═══ MATERIAL SUPPLIED ═══
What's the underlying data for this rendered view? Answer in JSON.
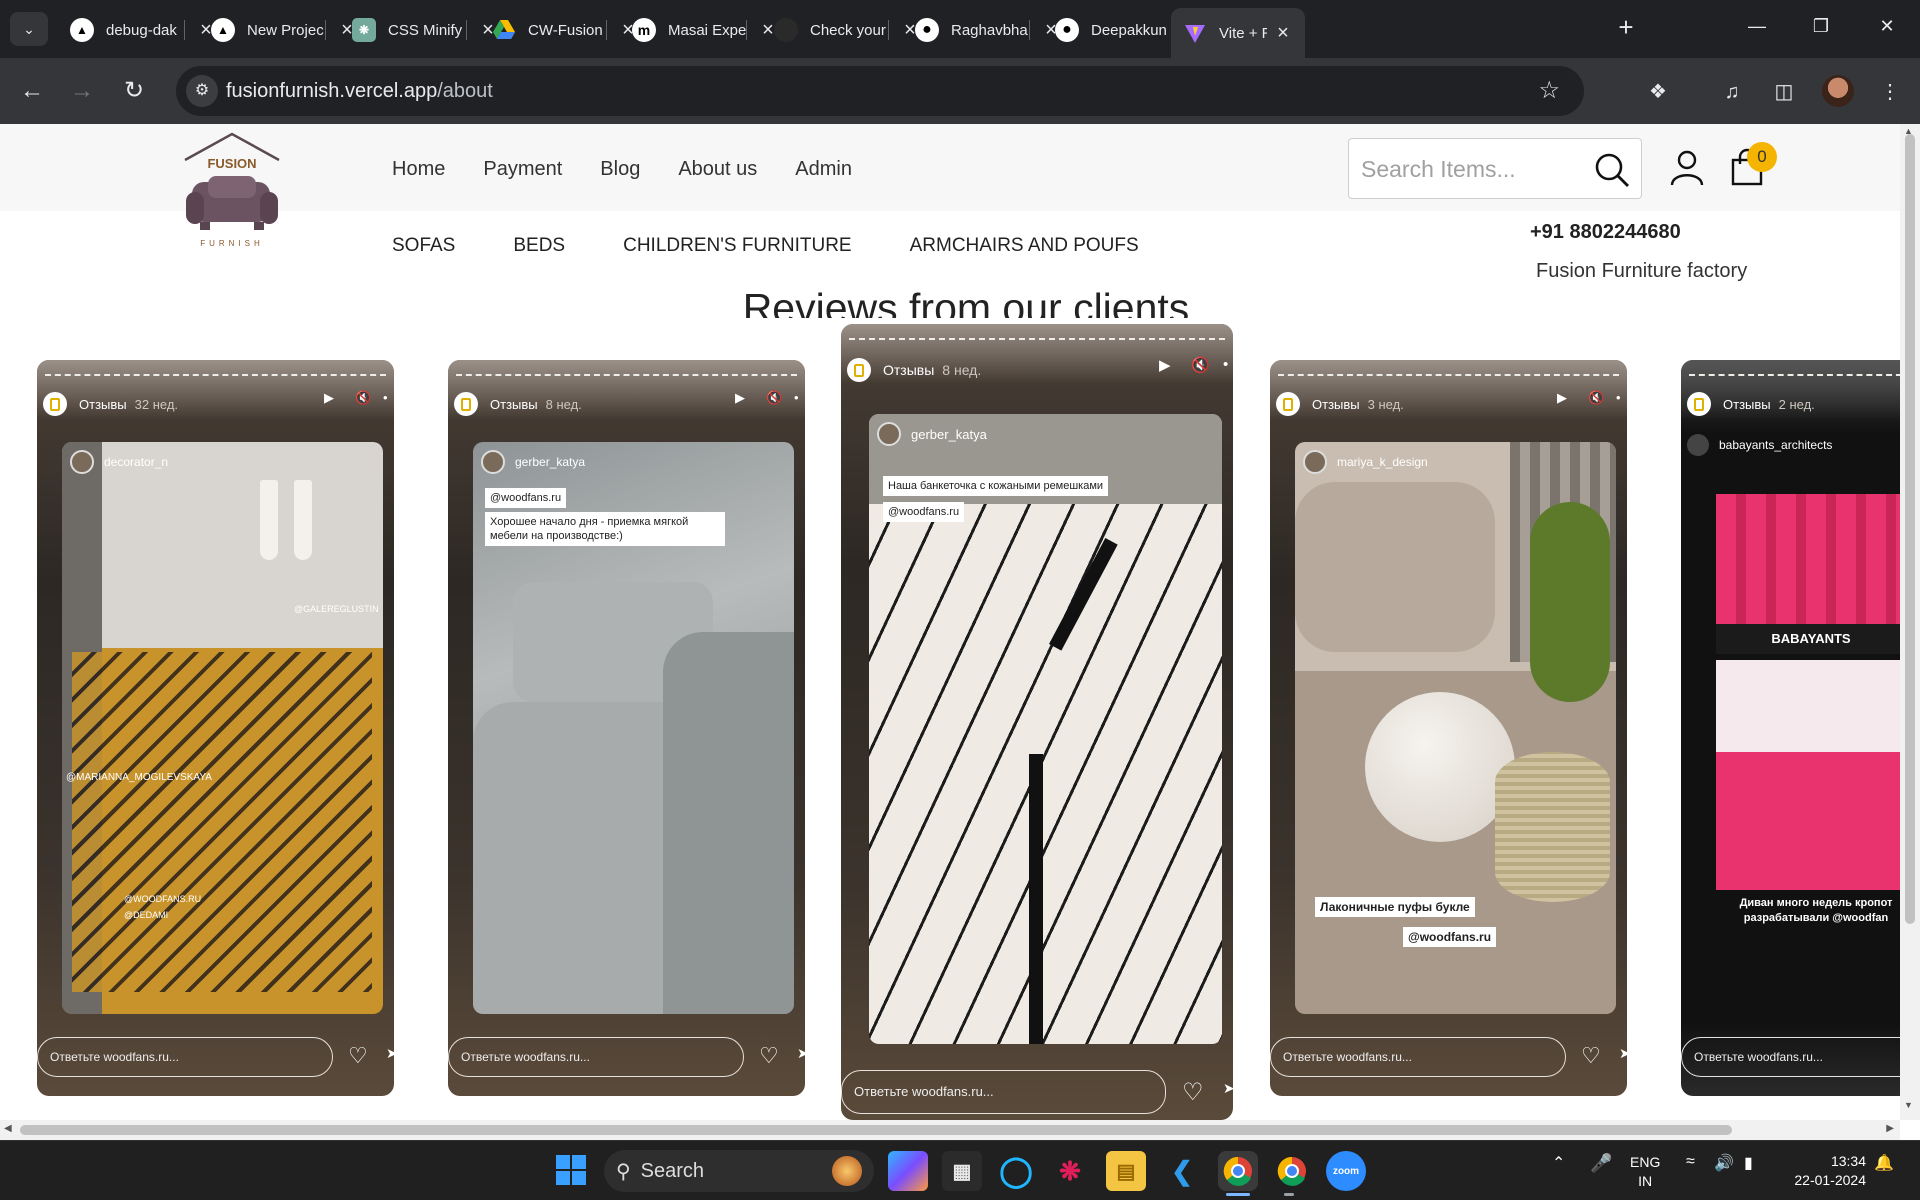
{
  "browser": {
    "tabs": [
      {
        "title": "debug-dak",
        "favicon": "vercel-icon"
      },
      {
        "title": "New Projec",
        "favicon": "vercel-icon"
      },
      {
        "title": "CSS Minify",
        "favicon": "chatgpt-icon"
      },
      {
        "title": "CW-Fusion",
        "favicon": "google-drive-icon"
      },
      {
        "title": "Masai Expe",
        "favicon": "masai-icon"
      },
      {
        "title": "Check your",
        "favicon": "dark-icon"
      },
      {
        "title": "Raghavbha",
        "favicon": "github-icon"
      },
      {
        "title": "Deepakkun",
        "favicon": "github-icon"
      },
      {
        "title": "Vite + Rea",
        "favicon": "vite-icon"
      }
    ],
    "url_host": "fusionfurnish.vercel.app",
    "url_path": "/about"
  },
  "site": {
    "logo_text_top": "FUSION",
    "logo_text_bottom": "FURNISH",
    "nav": [
      "Home",
      "Payment",
      "Blog",
      "About us",
      "Admin"
    ],
    "search_placeholder": "Search Items...",
    "cart_count": "0",
    "categories": [
      "SOFAS",
      "BEDS",
      "CHILDREN'S FURNITURE",
      "ARMCHAIRS AND POUFS"
    ],
    "phone": "+91 8802244680",
    "factory": "Fusion Furniture factory",
    "reviews_title": "Reviews from our clients"
  },
  "reviews": [
    {
      "account": "Отзывы",
      "age": "32 нед.",
      "user": "decorator_n",
      "captions": [
        "@GALEREGLUSTIN",
        "@MARIANNA_MOGILEVSKAYA",
        "@WOODFANS.RU",
        "@DEDAMI"
      ],
      "reply": "Ответьте woodfans.ru...",
      "photo_colors": [
        "#d7d3cf",
        "#c7932a",
        "#2a2018"
      ]
    },
    {
      "account": "Отзывы",
      "age": "8 нед.",
      "user": "gerber_katya",
      "captions": [
        "@woodfans.ru",
        "Хорошее начало дня - приемка мягкой мебели на производстве:)"
      ],
      "reply": "Ответьте woodfans.ru...",
      "photo_colors": [
        "#9ea3a5",
        "#c5c7c6",
        "#6f7476"
      ]
    },
    {
      "account": "Отзывы",
      "age": "8 нед.",
      "user": "gerber_katya",
      "captions": [
        "Наша банкеточка с кожаными ремешками",
        "@woodfans.ru"
      ],
      "reply": "Ответьте woodfans.ru...",
      "photo_colors": [
        "#efeae4",
        "#1c1c1c",
        "#bcb8b3"
      ]
    },
    {
      "account": "Отзывы",
      "age": "3 нед.",
      "user": "mariya_k_design",
      "captions": [
        "Лаконичные пуфы букле",
        "@woodfans.ru"
      ],
      "reply": "Ответьте woodfans.ru...",
      "photo_colors": [
        "#bfb3a6",
        "#e8e3dc",
        "#8f7d63"
      ]
    },
    {
      "account": "Отзывы",
      "age": "2 нед.",
      "user": "babayants_architects",
      "captions": [
        "BABAYANTS",
        "Диван много недель кропот",
        "разрабатывали @woodfan"
      ],
      "reply": "Ответьте woodfans.ru...",
      "photo_colors": [
        "#e8336e",
        "#1b1b1b",
        "#f05a8a"
      ]
    }
  ],
  "taskbar": {
    "search_label": "Search",
    "lang_top": "ENG",
    "lang_bottom": "IN",
    "time": "13:34",
    "date": "22-01-2024"
  }
}
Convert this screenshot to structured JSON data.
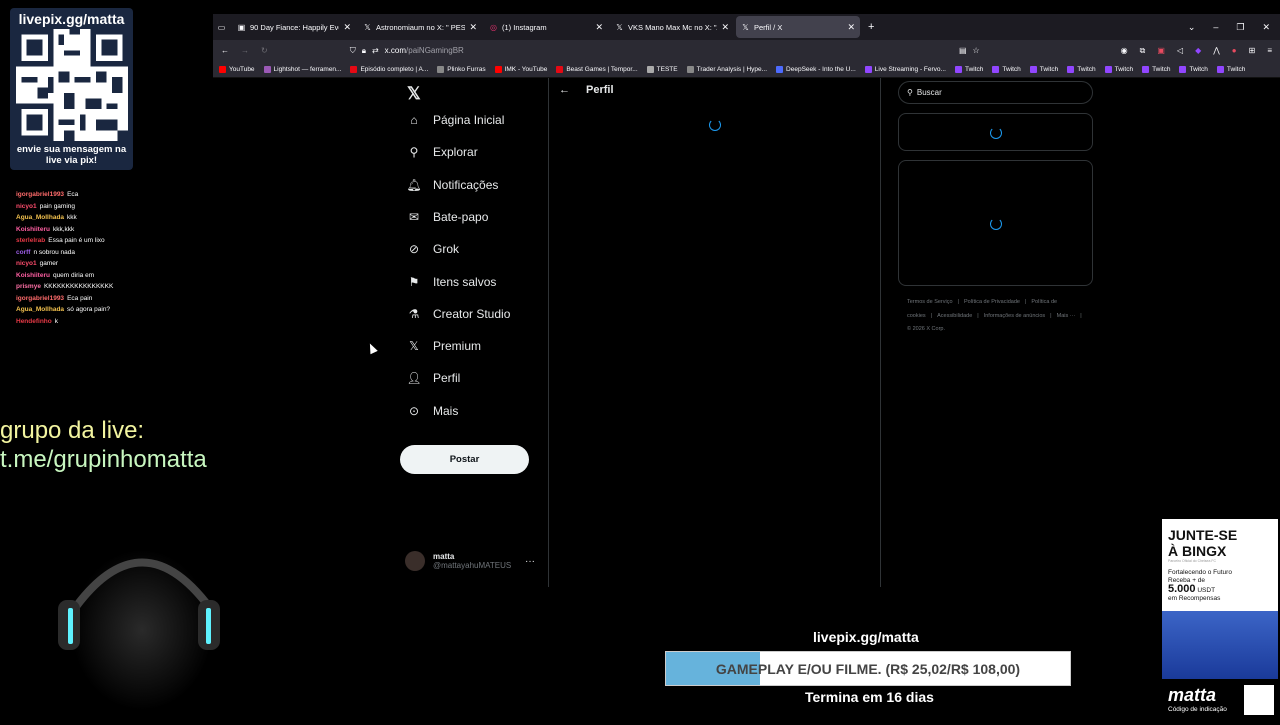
{
  "overlay": {
    "qr_title": "livepix.gg/matta",
    "qr_caption": "envie sua mensagem na live via pix!",
    "grupo_line1": "grupo da live:",
    "grupo_line2": "t.me/grupinhomatta",
    "chat": [
      {
        "user": "igorgabriel1993",
        "color": "#ff6b6b",
        "msg": "Eca"
      },
      {
        "user": "nicyo1",
        "color": "#ff4d6d",
        "msg": "pain gaming"
      },
      {
        "user": "Agua_Mollhada",
        "color": "#f2c14e",
        "msg": "kkk"
      },
      {
        "user": "Koishiiteru",
        "color": "#ff5fa2",
        "msg": "kkk,kkk"
      },
      {
        "user": "sterlelrab",
        "color": "#e63946",
        "msg": "Essa pain é um lixo"
      },
      {
        "user": "corff",
        "color": "#9b5de5",
        "msg": "n sobrou nada"
      },
      {
        "user": "nicyo1",
        "color": "#ff4d6d",
        "msg": "gamer"
      },
      {
        "user": "Koishiiteru",
        "color": "#ff5fa2",
        "msg": "quem diria em"
      },
      {
        "user": "prismye",
        "color": "#ff70a6",
        "msg": "KKKKKKKKKKKKKKKK"
      },
      {
        "user": "igorgabriel1993",
        "color": "#ff6b6b",
        "msg": "Eca pain"
      },
      {
        "user": "Agua_Mollhada",
        "color": "#f2c14e",
        "msg": "só agora pain?"
      },
      {
        "user": "Hendefinho",
        "color": "#e63946",
        "msg": "k"
      }
    ],
    "livepix": "livepix.gg/matta",
    "goal_text": "GAMEPLAY E/OU FILME. (R$ 25,02/R$ 108,00)",
    "goal_progress": 0.232,
    "termina": "Termina em 16 dias"
  },
  "browser": {
    "tabs": [
      {
        "title": "90 Day Fiance: Happily Ever Aft",
        "icon": "tv-icon",
        "active": false
      },
      {
        "title": "Astronomiaum no X: \" PESQU",
        "icon": "x-icon",
        "active": false
      },
      {
        "title": "(1) Instagram",
        "icon": "instagram-icon",
        "active": false
      },
      {
        "title": "VKS Mano Max Mc no X: \"A ma",
        "icon": "x-icon",
        "active": false
      },
      {
        "title": "Perfil / X",
        "icon": "x-icon",
        "active": true
      }
    ],
    "url_host": "x.com",
    "url_path": "/paiNGamingBR",
    "bookmarks": [
      {
        "label": "YouTube",
        "color": "#ff0000"
      },
      {
        "label": "Lightshot — ferramen...",
        "color": "#9b59b6"
      },
      {
        "label": "Episódio completo | A...",
        "color": "#e50914"
      },
      {
        "label": "Plinko Furras",
        "color": "#888888"
      },
      {
        "label": "IMK - YouTube",
        "color": "#ff0000"
      },
      {
        "label": "Beast Games | Tempor...",
        "color": "#e50914"
      },
      {
        "label": "TESTE",
        "color": "#aaaaaa"
      },
      {
        "label": "Trader Analysis | Hype...",
        "color": "#888888"
      },
      {
        "label": "DeepSeek - Into the U...",
        "color": "#4d6bfe"
      },
      {
        "label": "Live Streaming - Fervo...",
        "color": "#9146ff"
      },
      {
        "label": "Twitch",
        "color": "#9146ff"
      },
      {
        "label": "Twitch",
        "color": "#9146ff"
      },
      {
        "label": "Twitch",
        "color": "#9146ff"
      },
      {
        "label": "Twitch",
        "color": "#9146ff"
      },
      {
        "label": "Twitch",
        "color": "#9146ff"
      },
      {
        "label": "Twitch",
        "color": "#9146ff"
      },
      {
        "label": "Twitch",
        "color": "#9146ff"
      },
      {
        "label": "Twitch",
        "color": "#9146ff"
      }
    ]
  },
  "x": {
    "logo": "𝕏",
    "nav": [
      {
        "label": "Página Inicial",
        "icon": "home-icon",
        "glyph": "⌂"
      },
      {
        "label": "Explorar",
        "icon": "search-icon",
        "glyph": "⚲"
      },
      {
        "label": "Notificações",
        "icon": "bell-icon",
        "glyph": "🔔︎"
      },
      {
        "label": "Bate-papo",
        "icon": "mail-icon",
        "glyph": "✉"
      },
      {
        "label": "Grok",
        "icon": "grok-icon",
        "glyph": "⊘"
      },
      {
        "label": "Itens salvos",
        "icon": "bookmark-icon",
        "glyph": "⚑"
      },
      {
        "label": "Creator Studio",
        "icon": "flask-icon",
        "glyph": "⚗"
      },
      {
        "label": "Premium",
        "icon": "x-icon",
        "glyph": "𝕏"
      },
      {
        "label": "Perfil",
        "icon": "person-icon",
        "glyph": "👤︎"
      },
      {
        "label": "Mais",
        "icon": "more-circle-icon",
        "glyph": "⊙"
      }
    ],
    "post_label": "Postar",
    "account_name": "matta",
    "account_handle": "@mattayahuMATEUS",
    "header_title": "Perfil",
    "search_placeholder": "Buscar",
    "footer_links": [
      "Termos de Serviço",
      "Política de Privacidade",
      "Política de cookies",
      "Acessibilidade",
      "Informações de anúncios",
      "Mais ···",
      "© 2026 X Corp."
    ]
  },
  "ad": {
    "title_line1": "JUNTE-SE",
    "title_line2": "À BINGX",
    "subtitle": "Parceiro Oficial do Chelsea FC",
    "text1": "Fortalecendo o Futuro",
    "text2": "Receba + de",
    "amount": "5.000",
    "currency": "USDT",
    "text3": "em Recompensas",
    "brand": "matta",
    "code_label": "Código de indicação"
  }
}
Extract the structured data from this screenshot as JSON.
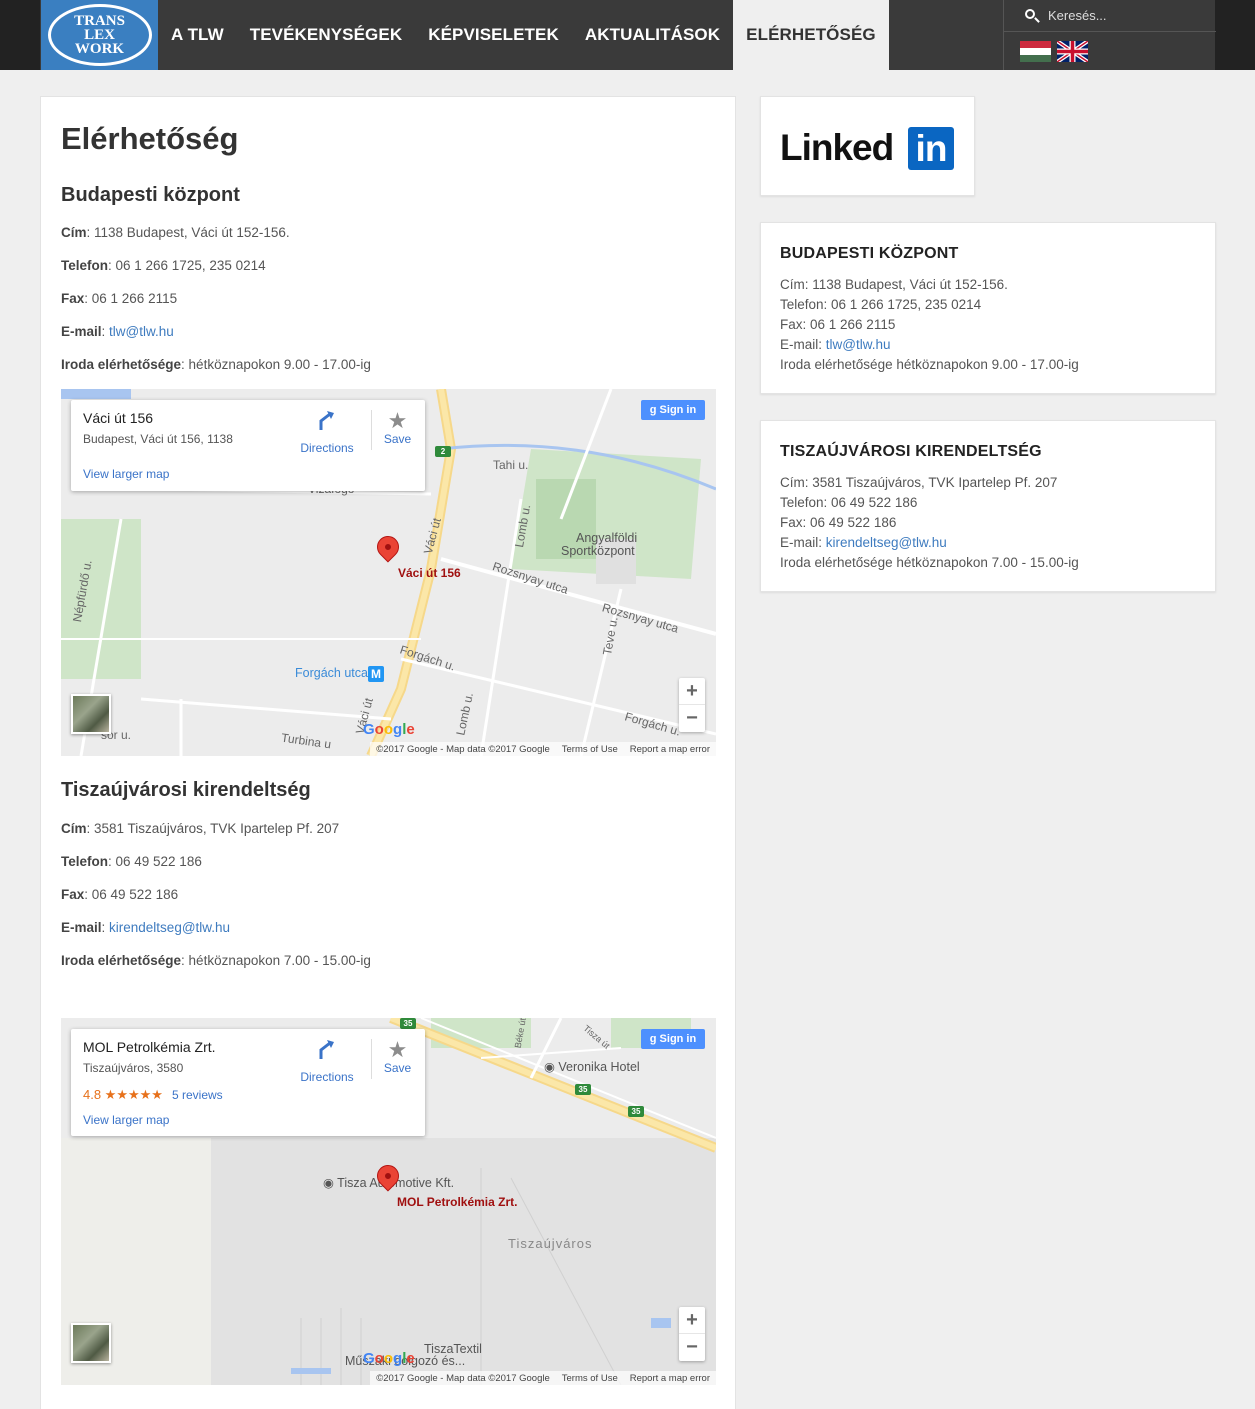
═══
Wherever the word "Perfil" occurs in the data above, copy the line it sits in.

        "title": "Perfil / X",
        "label": "Perfil",
    "header_title": "Perfil",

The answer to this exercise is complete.